Killing for Coal offers a bold and original perspective on the Ludlow Massacre and the “Great Coalfield War.” In a sweeping story of transformation that begins in the coal beds and culminates with the deadliest strike in American history, Thomas Andrews illuminates the causes and consequences of the militancy that erupted in colliers. Coal production in the state, both the anthracite coal in the east and bituminous coal in the west, rose from 12 million to 20 million tons during the war. Pennsylvania produced 80 percent of the iron used by the Union. Philadelphia boasted C. Sharps and Company, which developed the breech-loading rifle in the s. Guns, Germs, and Steel: The Fates of Human Societies (previously titled Guns, Germs and Steel: A Short History of Everybody for the L Years) is a transdisciplinary non-fiction book by Jared , Guns, Germs, and Steel won the Pulitzer Prize for general nonfiction and the Aventis Prize for Best Science Book.A documentary based on the book, Author: Jared Diamond.   The gunfight in downtown Matewan on , had all the elements of a high-noon showdown: on one side, the heroes, a pro-union sheriff and mayor; on the other, the dastardly henchmen of the Author: Lorraine Boissoneault.

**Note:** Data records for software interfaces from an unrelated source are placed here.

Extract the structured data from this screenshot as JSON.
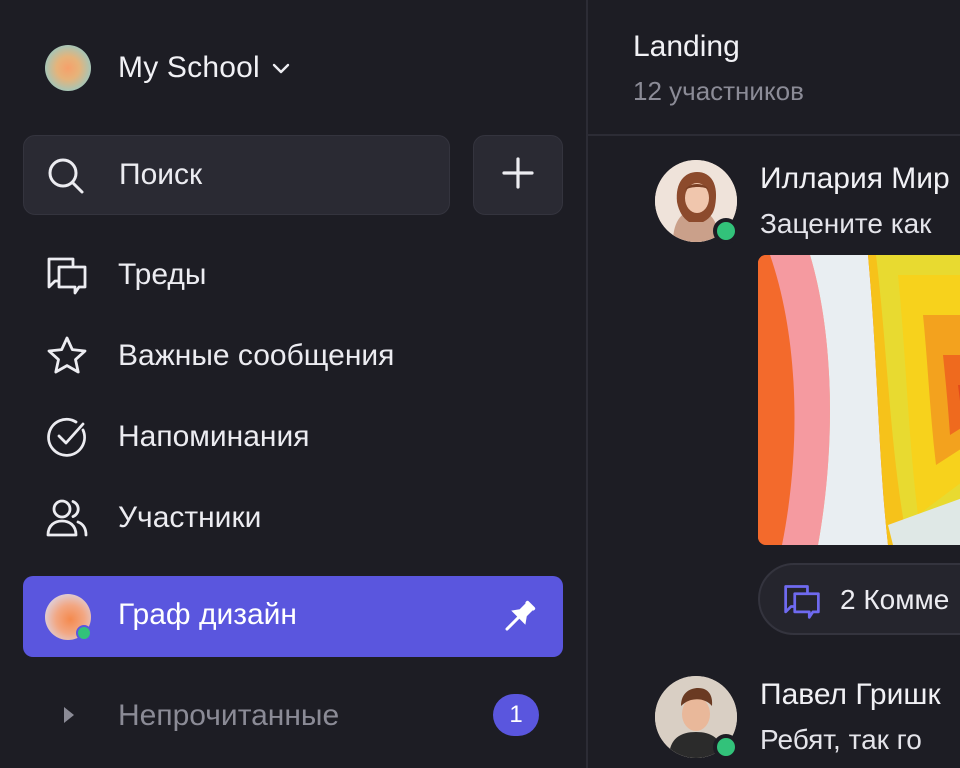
{
  "workspace": {
    "name": "My School"
  },
  "search": {
    "label": "Поиск"
  },
  "nav": {
    "threads": "Треды",
    "starred": "Важные сообщения",
    "reminders": "Напоминания",
    "members": "Участники"
  },
  "channel": {
    "active_name": "Граф дизайн"
  },
  "unread": {
    "label": "Непрочитанные",
    "count": "1"
  },
  "chat": {
    "title": "Landing",
    "subtitle": "12 участников",
    "messages": [
      {
        "author": "Иллария Мир",
        "text": "Зацените как",
        "comments_label": "2 Комме"
      },
      {
        "author": "Павел Гришк",
        "text": "Ребят, так го"
      }
    ]
  },
  "colors": {
    "accent": "#5a56de",
    "online": "#32c27a",
    "background": "#1d1d24",
    "surface": "#2a2a33"
  }
}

Audio Books & Poetry Community Audio Computers, Technology and Science Music, Full text of "Coal, iron and war: sa study in industrialism past and future" See other formats. The story of coal and iron in Alabama Books for college libraries The Story of Coal and Iron in Alabama, Ethel Marie Armes: Author: Ethel Armes: Publisher: Pub. under auspices of the Chamber of Commerce, Original from: the New York Public Library: Digitized: Length: pages: Subjects. Coal and Empire insightfully weaves together pivotal moments in the history of science and technology by linking coal and steam to the realms of foreign relations, navy logistics, and American politics. Long before oil, coal allowed Americans to rethink the place of the United States in the : Peter A. Shulman. Genre/Form: History: Additional Physical Format: Online version: Eckel, Edwin C. (Edwin Clarence), Coal, iron and war. New York, H. Holt,